Task brief ▸ Below are records; count the lines in them that hold "produces" and give only the count.

>>>>

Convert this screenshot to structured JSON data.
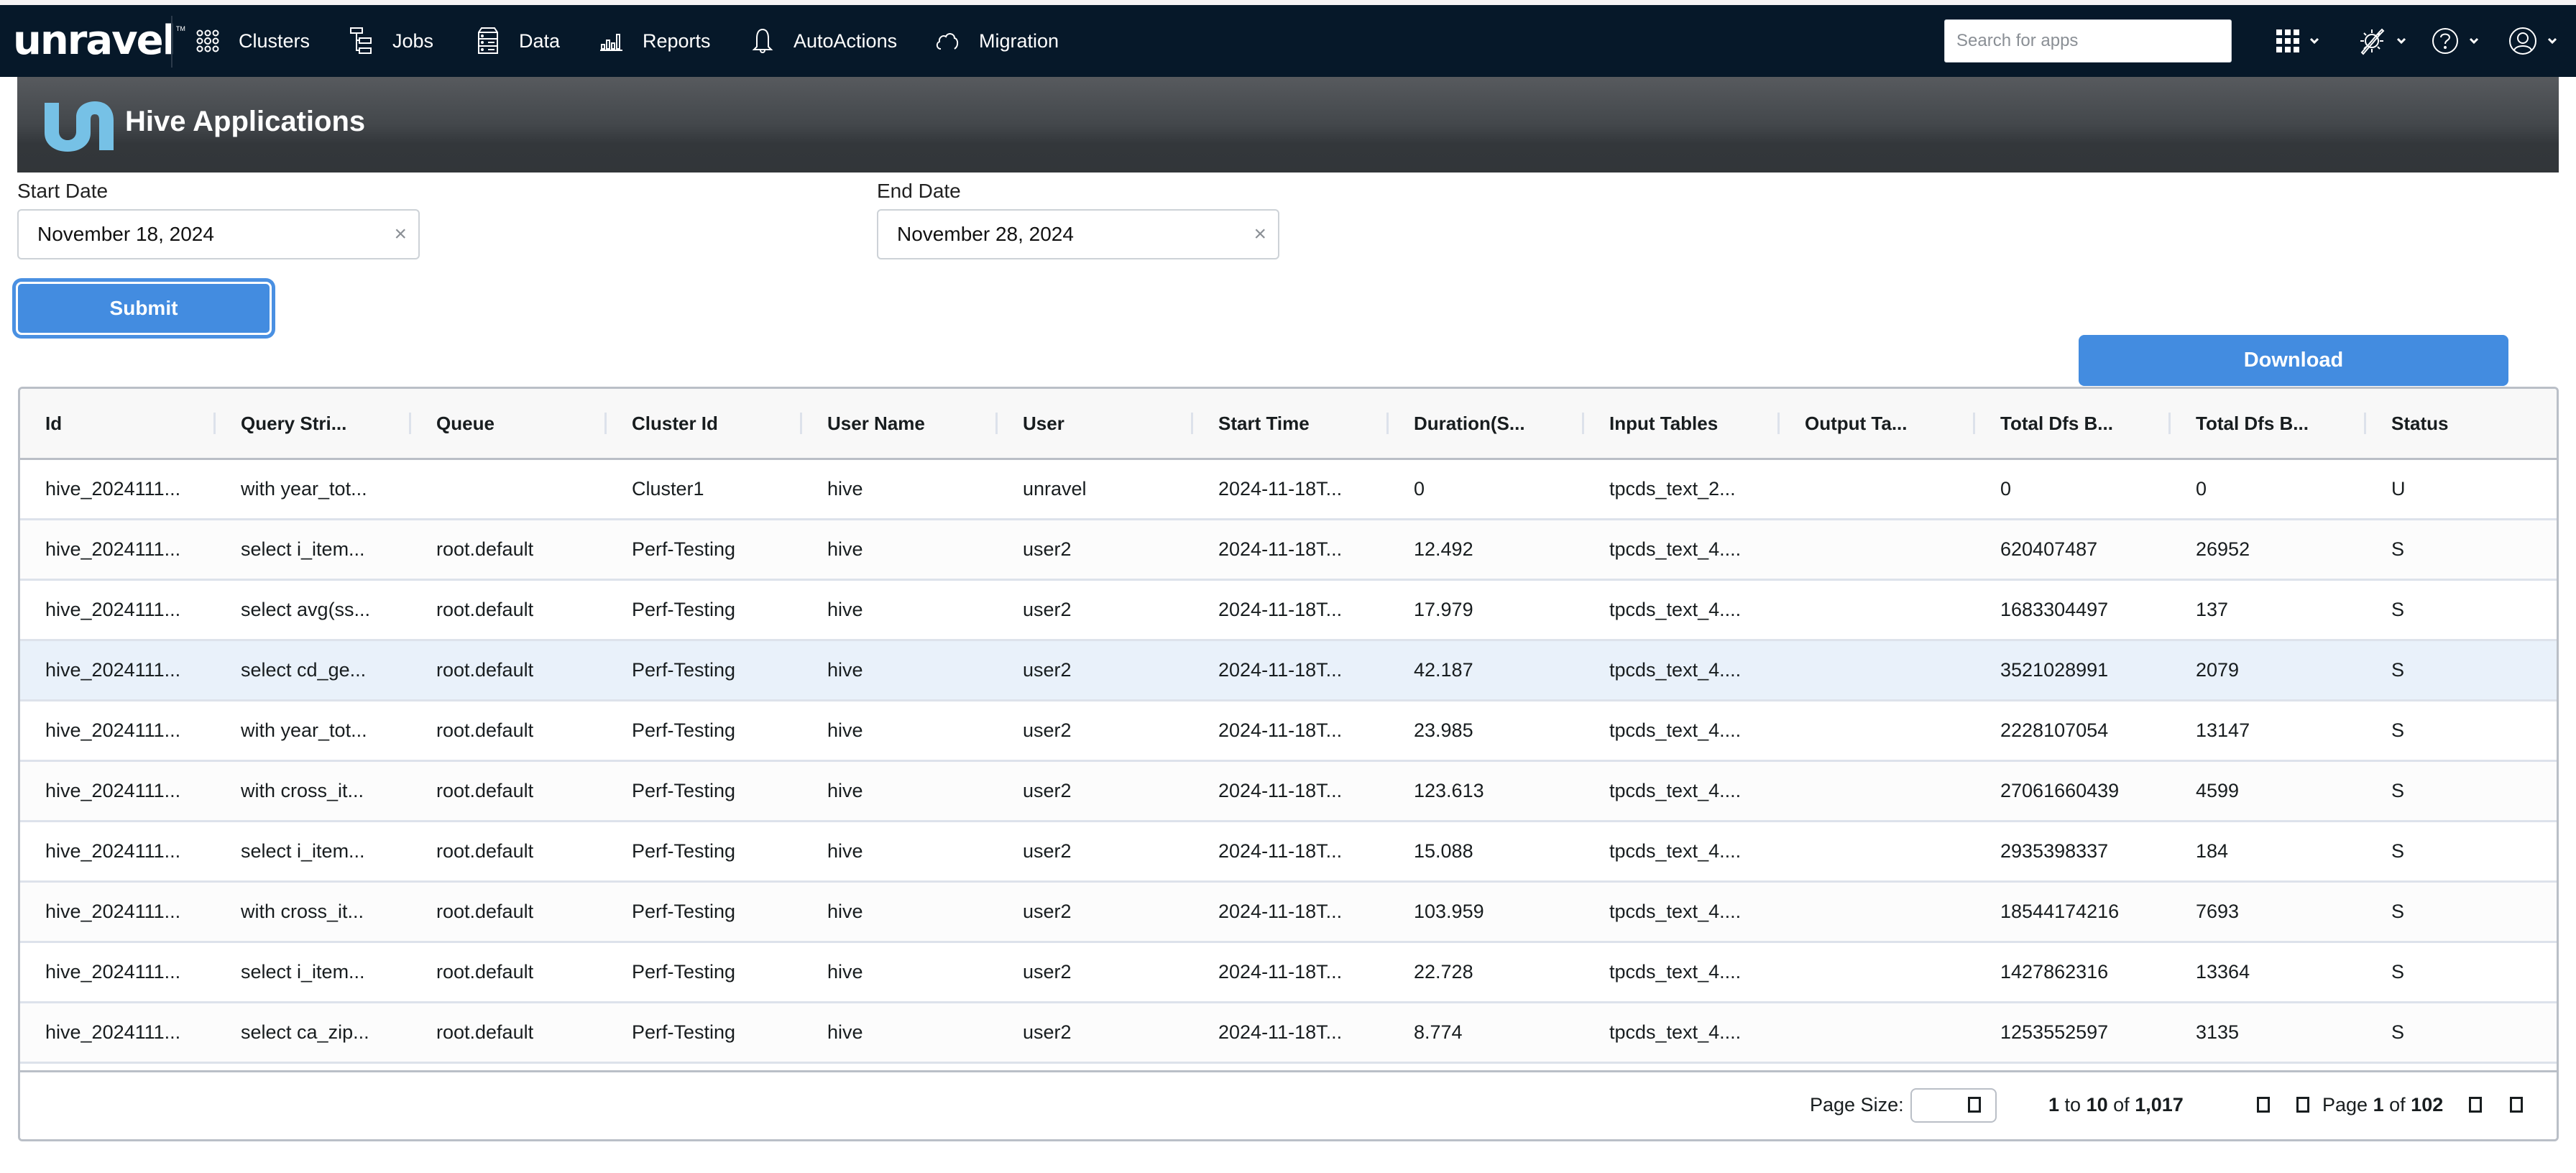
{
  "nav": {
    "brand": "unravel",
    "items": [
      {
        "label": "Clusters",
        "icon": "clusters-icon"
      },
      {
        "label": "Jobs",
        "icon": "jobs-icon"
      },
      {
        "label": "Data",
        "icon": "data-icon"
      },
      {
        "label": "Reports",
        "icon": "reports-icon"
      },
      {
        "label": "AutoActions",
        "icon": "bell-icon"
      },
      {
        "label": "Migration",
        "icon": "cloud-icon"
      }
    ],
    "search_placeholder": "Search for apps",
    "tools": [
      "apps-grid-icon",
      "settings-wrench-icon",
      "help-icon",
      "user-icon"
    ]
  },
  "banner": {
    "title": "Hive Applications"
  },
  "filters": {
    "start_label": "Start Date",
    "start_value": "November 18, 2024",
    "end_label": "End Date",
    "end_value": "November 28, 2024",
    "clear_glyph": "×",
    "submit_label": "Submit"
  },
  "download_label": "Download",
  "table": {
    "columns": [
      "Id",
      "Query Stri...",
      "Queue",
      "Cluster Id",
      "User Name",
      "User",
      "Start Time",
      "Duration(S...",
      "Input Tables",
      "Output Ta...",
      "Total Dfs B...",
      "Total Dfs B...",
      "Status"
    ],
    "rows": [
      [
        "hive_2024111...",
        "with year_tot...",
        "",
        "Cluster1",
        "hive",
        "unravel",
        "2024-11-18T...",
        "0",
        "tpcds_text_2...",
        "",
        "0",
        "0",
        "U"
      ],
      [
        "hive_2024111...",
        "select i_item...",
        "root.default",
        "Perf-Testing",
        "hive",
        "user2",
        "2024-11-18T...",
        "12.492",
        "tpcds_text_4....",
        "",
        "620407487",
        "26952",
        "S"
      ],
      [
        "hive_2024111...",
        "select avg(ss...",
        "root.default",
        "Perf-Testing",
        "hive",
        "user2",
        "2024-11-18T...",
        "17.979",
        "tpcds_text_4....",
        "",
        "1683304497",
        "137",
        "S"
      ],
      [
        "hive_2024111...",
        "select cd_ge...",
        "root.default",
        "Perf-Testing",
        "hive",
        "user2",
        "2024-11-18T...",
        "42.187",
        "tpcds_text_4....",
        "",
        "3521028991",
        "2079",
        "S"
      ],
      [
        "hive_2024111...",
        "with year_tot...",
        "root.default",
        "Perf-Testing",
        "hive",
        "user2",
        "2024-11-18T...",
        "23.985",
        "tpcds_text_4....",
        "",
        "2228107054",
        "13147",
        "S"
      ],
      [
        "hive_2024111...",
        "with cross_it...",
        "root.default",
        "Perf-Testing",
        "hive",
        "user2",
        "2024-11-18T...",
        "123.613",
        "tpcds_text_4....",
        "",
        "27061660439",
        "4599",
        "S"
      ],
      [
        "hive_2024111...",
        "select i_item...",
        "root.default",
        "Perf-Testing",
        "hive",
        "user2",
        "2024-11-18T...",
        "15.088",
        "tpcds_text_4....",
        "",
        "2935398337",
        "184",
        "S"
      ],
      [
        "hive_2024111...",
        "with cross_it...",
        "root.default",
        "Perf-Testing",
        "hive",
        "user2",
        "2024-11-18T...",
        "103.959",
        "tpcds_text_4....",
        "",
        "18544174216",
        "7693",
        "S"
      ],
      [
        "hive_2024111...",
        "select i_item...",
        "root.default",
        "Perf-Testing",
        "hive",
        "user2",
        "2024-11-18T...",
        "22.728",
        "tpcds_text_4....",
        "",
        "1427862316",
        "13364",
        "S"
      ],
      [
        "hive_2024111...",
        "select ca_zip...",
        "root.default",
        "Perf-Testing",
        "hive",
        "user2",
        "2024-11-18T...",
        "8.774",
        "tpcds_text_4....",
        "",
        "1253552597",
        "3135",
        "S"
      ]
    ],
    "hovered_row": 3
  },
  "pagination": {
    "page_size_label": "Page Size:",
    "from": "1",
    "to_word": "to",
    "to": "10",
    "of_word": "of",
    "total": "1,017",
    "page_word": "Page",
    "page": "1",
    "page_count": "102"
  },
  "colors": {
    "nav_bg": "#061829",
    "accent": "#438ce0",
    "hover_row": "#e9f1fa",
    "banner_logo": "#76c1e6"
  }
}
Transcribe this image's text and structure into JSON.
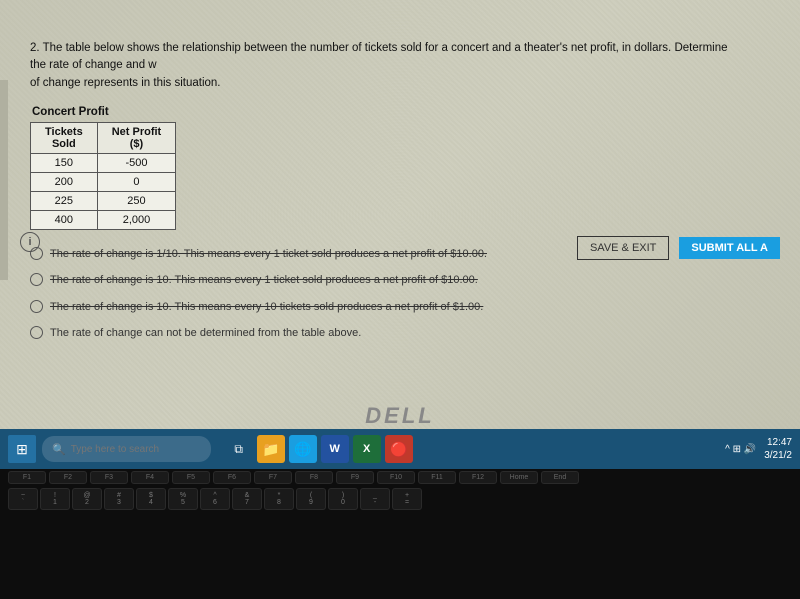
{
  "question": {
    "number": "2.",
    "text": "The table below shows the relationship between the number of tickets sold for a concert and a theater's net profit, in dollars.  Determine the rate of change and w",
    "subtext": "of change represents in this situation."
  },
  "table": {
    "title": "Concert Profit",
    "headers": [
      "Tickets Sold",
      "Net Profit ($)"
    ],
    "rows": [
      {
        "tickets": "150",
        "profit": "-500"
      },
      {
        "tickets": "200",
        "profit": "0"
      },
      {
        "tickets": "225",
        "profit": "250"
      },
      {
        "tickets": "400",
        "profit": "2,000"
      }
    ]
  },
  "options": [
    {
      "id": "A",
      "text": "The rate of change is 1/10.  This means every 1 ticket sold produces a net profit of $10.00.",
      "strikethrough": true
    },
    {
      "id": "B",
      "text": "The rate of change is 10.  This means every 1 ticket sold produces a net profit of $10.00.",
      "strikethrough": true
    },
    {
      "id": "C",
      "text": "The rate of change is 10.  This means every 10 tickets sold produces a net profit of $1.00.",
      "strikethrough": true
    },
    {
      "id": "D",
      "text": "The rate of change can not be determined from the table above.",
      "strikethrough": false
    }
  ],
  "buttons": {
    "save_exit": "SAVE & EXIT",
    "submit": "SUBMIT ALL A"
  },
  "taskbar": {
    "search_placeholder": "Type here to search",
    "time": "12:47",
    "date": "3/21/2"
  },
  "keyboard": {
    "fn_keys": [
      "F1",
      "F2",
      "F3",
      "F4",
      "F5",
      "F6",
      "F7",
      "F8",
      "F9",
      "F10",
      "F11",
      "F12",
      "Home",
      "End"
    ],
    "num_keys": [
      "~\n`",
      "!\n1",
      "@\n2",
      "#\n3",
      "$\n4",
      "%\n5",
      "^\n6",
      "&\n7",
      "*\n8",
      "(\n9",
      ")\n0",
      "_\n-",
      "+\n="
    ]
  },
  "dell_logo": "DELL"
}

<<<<

Exercise result ▸ 3